The rhetoric in his opinion is the same as he presented to a Senate Armed Services subcommittee April 23, 2005. What scares me are the remarks made by Sen. Lindsey Graham, R-S.C., chairman of the subcommittee, who said "We're going to have to look to redesign that promise in the future." ...
By Dr. Winkenwerder not offering the Senate any solution, I held my own roundtable discussion, and we came up with several proposals that he could have offered to the Senate. My Process Action Team consisted of one sergeant first class, one chief warrant officer 4, one major and one lieutenant colonel. The problem we addressed was the fact that debits were significantly less than the credits. This was the outcome of our get-together:
- Cease production on several M1A1/M1A2 main battle tanks, at a production cost of $4.3 million each.
- Cease production on several B-52 bombers, at $9.2 million each.
- Cease production on several B-2 stealth bombers, at $2 billion each.
- My suggestion: Have a national lottery.

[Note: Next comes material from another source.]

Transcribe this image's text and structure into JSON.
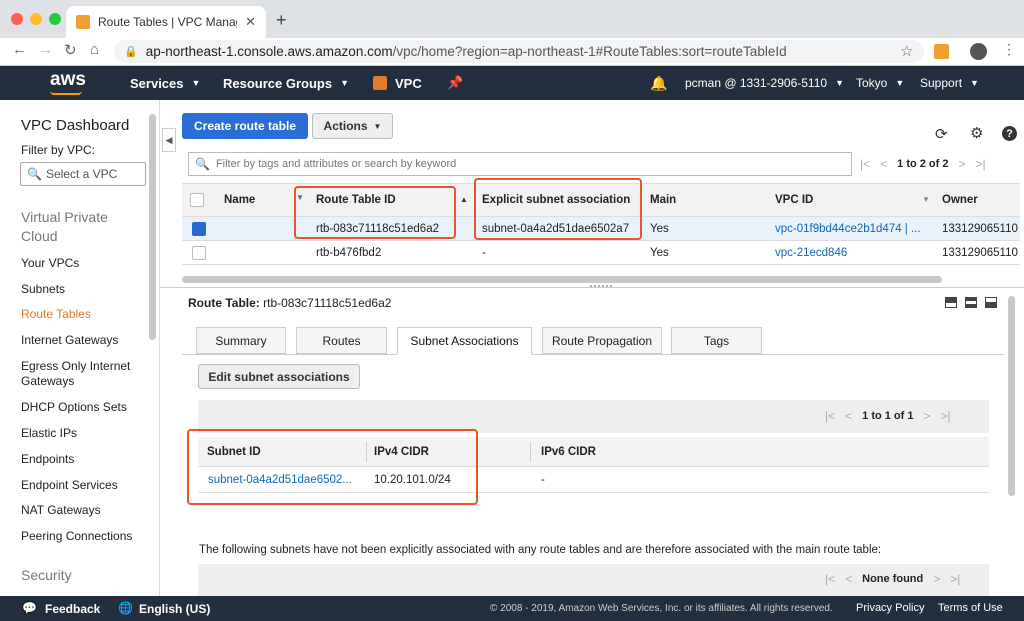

Forty-one states and the District of Columbia all have state lotteries. The U.S. Postal Service (who would manage and operate this lottery) has 33,250 post offices with over-the-counter service at more than 30,000 of them. ...
If four-fifths of the population already play the lottery, there should be no doubt that the citizens would be in favor of a national lottery!
David G. Edmiston Sr., Grovetown
(Editor's note: The writer is a retired U.S. Air Force master sergeant.)